App and web page records:
-------------------------

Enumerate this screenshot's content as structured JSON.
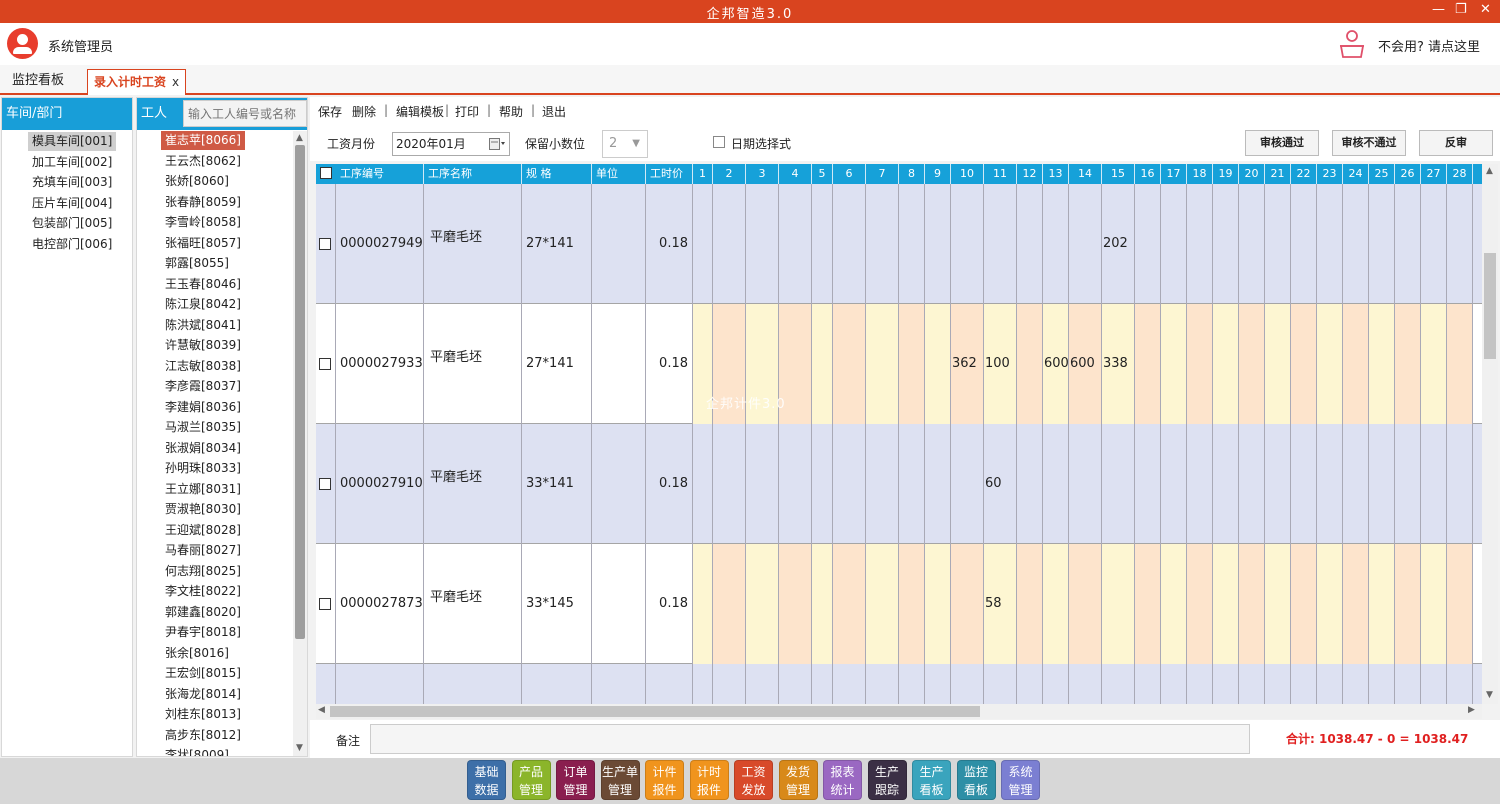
{
  "app": {
    "title": "企邦智造3.0"
  },
  "user": {
    "name": "系统管理员",
    "help_text": "不会用? 请点这里"
  },
  "tabs": [
    {
      "label": "监控看板"
    },
    {
      "label": "录入计时工资",
      "close": "x"
    }
  ],
  "departments": {
    "header": "车间/部门",
    "items": [
      "模具车间[001]",
      "加工车间[002]",
      "充填车间[003]",
      "压片车间[004]",
      "包装部门[005]",
      "电控部门[006]"
    ]
  },
  "workers": {
    "header": "工人",
    "search_placeholder": "输入工人编号或名称",
    "items": [
      "崔志苹[8066]",
      "王云杰[8062]",
      "张娇[8060]",
      "张春静[8059]",
      "李雪岭[8058]",
      "张福旺[8057]",
      "郭露[8055]",
      "王玉春[8046]",
      "陈江泉[8042]",
      "陈洪斌[8041]",
      "许慧敏[8039]",
      "江志敏[8038]",
      "李彦霞[8037]",
      "李建娟[8036]",
      "马淑兰[8035]",
      "张淑娟[8034]",
      "孙明珠[8033]",
      "王立娜[8031]",
      "贾淑艳[8030]",
      "王迎斌[8028]",
      "马春丽[8027]",
      "何志翔[8025]",
      "李文桂[8022]",
      "郭建鑫[8020]",
      "尹春宇[8018]",
      "张余[8016]",
      "王宏剑[8015]",
      "张海龙[8014]",
      "刘桂东[8013]",
      "高步东[8012]",
      "李状[8009]"
    ]
  },
  "toolbar": [
    "保存",
    "删除",
    "编辑模板",
    "打印",
    "帮助",
    "退出"
  ],
  "toolbar_sep": "|",
  "filters": {
    "month_label": "工资月份",
    "month_value": "2020年01月",
    "decimal_label": "保留小数位",
    "decimal_value": "2",
    "date_select_label": "日期选择式"
  },
  "actions": {
    "approve": "审核通过",
    "reject": "审核不通过",
    "unapprove": "反审"
  },
  "grid": {
    "columns": {
      "code": "工序编号",
      "name": "工序名称",
      "spec": "规  格",
      "unit": "单位",
      "rate": "工时价"
    },
    "days": [
      "1",
      "2",
      "3",
      "4",
      "5",
      "6",
      "7",
      "8",
      "9",
      "10",
      "11",
      "12",
      "13",
      "14",
      "15",
      "16",
      "17",
      "18",
      "19",
      "20",
      "21",
      "22",
      "23",
      "24",
      "25",
      "26",
      "27",
      "28"
    ],
    "rows": [
      {
        "code": "0000027949",
        "name": "平磨毛坯",
        "spec": "27*141",
        "unit": "",
        "rate": "0.18",
        "days": {
          "15": "202"
        }
      },
      {
        "code": "0000027933",
        "name": "平磨毛坯",
        "spec": "27*141",
        "unit": "",
        "rate": "0.18",
        "days": {
          "10": "362",
          "11": "100",
          "13": "600",
          "14": "600",
          "15": "338"
        }
      },
      {
        "code": "0000027910",
        "name": "平磨毛坯",
        "spec": "33*141",
        "unit": "",
        "rate": "0.18",
        "days": {
          "11": "60"
        }
      },
      {
        "code": "0000027873",
        "name": "平磨毛坯",
        "spec": "33*145",
        "unit": "",
        "rate": "0.18",
        "days": {
          "11": "58"
        }
      },
      {
        "code": "",
        "name": "",
        "spec": "",
        "unit": "",
        "rate": "",
        "days": {}
      }
    ]
  },
  "watermark": "企邦计件3.0",
  "footer": {
    "remark_label": "备注",
    "total_text": "合计:    1038.47  -  0  =  1038.47"
  },
  "colors": {
    "accent": "#d9441f",
    "header_blue": "#16a1d9",
    "row_blue": "#dde1f2",
    "row_yellow": "#fdf6d2",
    "row_peach": "#fde4cc"
  },
  "bottom_nav": [
    {
      "line1": "基础",
      "line2": "数据",
      "color": "#3d6fa8"
    },
    {
      "line1": "产品",
      "line2": "管理",
      "color": "#8bb52a"
    },
    {
      "line1": "订单",
      "line2": "管理",
      "color": "#8a1e4f"
    },
    {
      "line1": "生产单",
      "line2": "管理",
      "color": "#6b4a35"
    },
    {
      "line1": "计件",
      "line2": "报件",
      "color": "#f0941d"
    },
    {
      "line1": "计时",
      "line2": "报件",
      "color": "#f0941d"
    },
    {
      "line1": "工资",
      "line2": "发放",
      "color": "#d84a2a"
    },
    {
      "line1": "发货",
      "line2": "管理",
      "color": "#d8891a"
    },
    {
      "line1": "报表",
      "line2": "统计",
      "color": "#9a68c2"
    },
    {
      "line1": "生产",
      "line2": "跟踪",
      "color": "#3b2f45"
    },
    {
      "line1": "生产",
      "line2": "看板",
      "color": "#3aa4bd"
    },
    {
      "line1": "监控",
      "line2": "看板",
      "color": "#2e8fa6"
    },
    {
      "line1": "系统",
      "line2": "管理",
      "color": "#7b7fd2"
    }
  ]
}
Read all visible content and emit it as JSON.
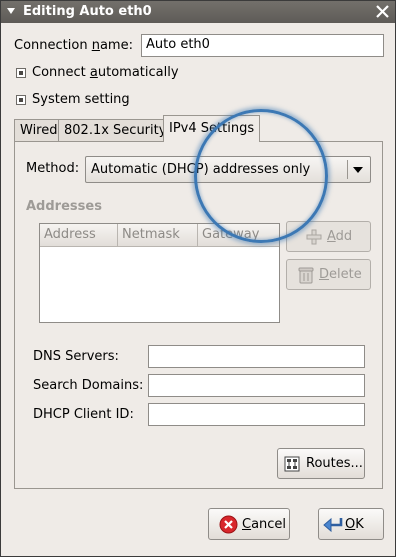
{
  "window": {
    "title": "Editing Auto eth0"
  },
  "connection_name": {
    "label_pre": "Connection ",
    "label_u": "n",
    "label_post": "ame:",
    "value": "Auto eth0"
  },
  "connect_automatically": {
    "pre": "Connect ",
    "u": "a",
    "post": "utomatically",
    "checked": true
  },
  "system_setting": {
    "label": "System setting",
    "checked": true
  },
  "tabs": [
    {
      "label": "Wired",
      "active": false
    },
    {
      "label": "802.1x Security",
      "active": false
    },
    {
      "label": "IPv4 Settings",
      "active": true
    }
  ],
  "ipv4": {
    "method_label": "Method:",
    "method_value": "Automatic (DHCP) addresses only",
    "addresses_heading": "Addresses",
    "columns": [
      "Address",
      "Netmask",
      "Gateway"
    ],
    "add_button": {
      "u": "A",
      "post": "dd"
    },
    "delete_button": {
      "u": "D",
      "post": "elete"
    },
    "dns_servers_label": "DNS Servers:",
    "dns_servers_value": "",
    "search_domains_label": "Search Domains:",
    "search_domains_value": "",
    "dhcp_client_id_label": "DHCP Client ID:",
    "dhcp_client_id_value": "",
    "routes_button": "Routes..."
  },
  "footer": {
    "cancel": {
      "u": "C",
      "post": "ancel"
    },
    "ok": {
      "u": "O",
      "post": "K"
    }
  },
  "colors": {
    "focus_ring": "#3c78b4",
    "title_bar": "#5e5b57",
    "window_bg": "#efebe7"
  }
}
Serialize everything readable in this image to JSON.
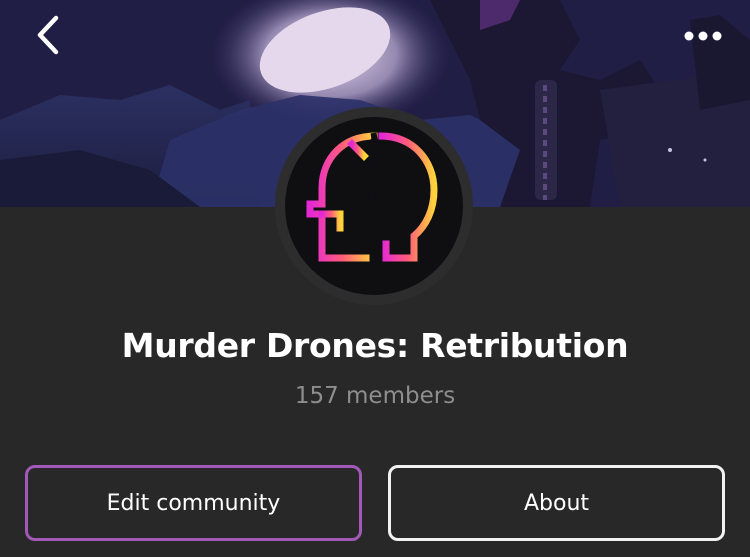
{
  "header": {
    "back_icon": "chevron-left-icon",
    "more_icon": "more-horizontal-icon"
  },
  "community": {
    "name": "Murder Drones: Retribution",
    "members": "157 members",
    "avatar_icon": "drone-logo-icon"
  },
  "actions": {
    "edit_label": "Edit community",
    "about_label": "About"
  },
  "colors": {
    "background": "#282828",
    "edit_border": "#a259b8",
    "about_border": "#f2f2f2",
    "logo_gradient_start": "#e528d6",
    "logo_gradient_end": "#ffd43a"
  }
}
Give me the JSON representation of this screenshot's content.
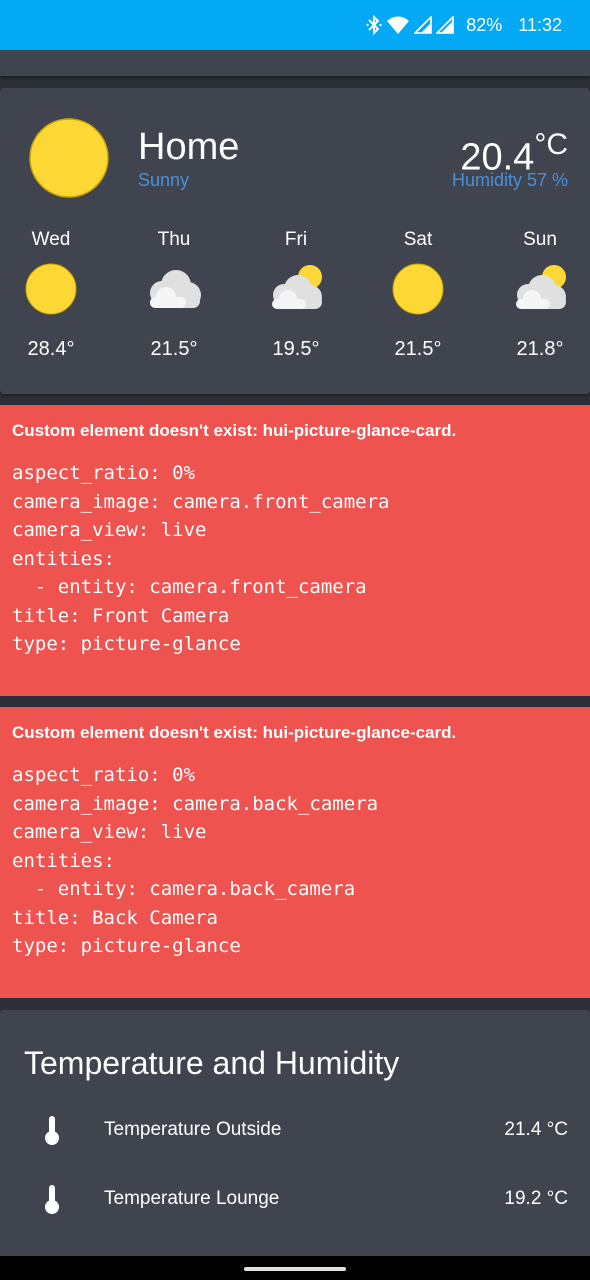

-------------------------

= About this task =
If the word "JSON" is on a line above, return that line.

= Task output =
Enumerate this screenshot's content as structured JSON.
Read all visible content and emit it as JSON.
Serialize everything readable in this image to JSON.
Give me the JSON representation of this screenshot's content.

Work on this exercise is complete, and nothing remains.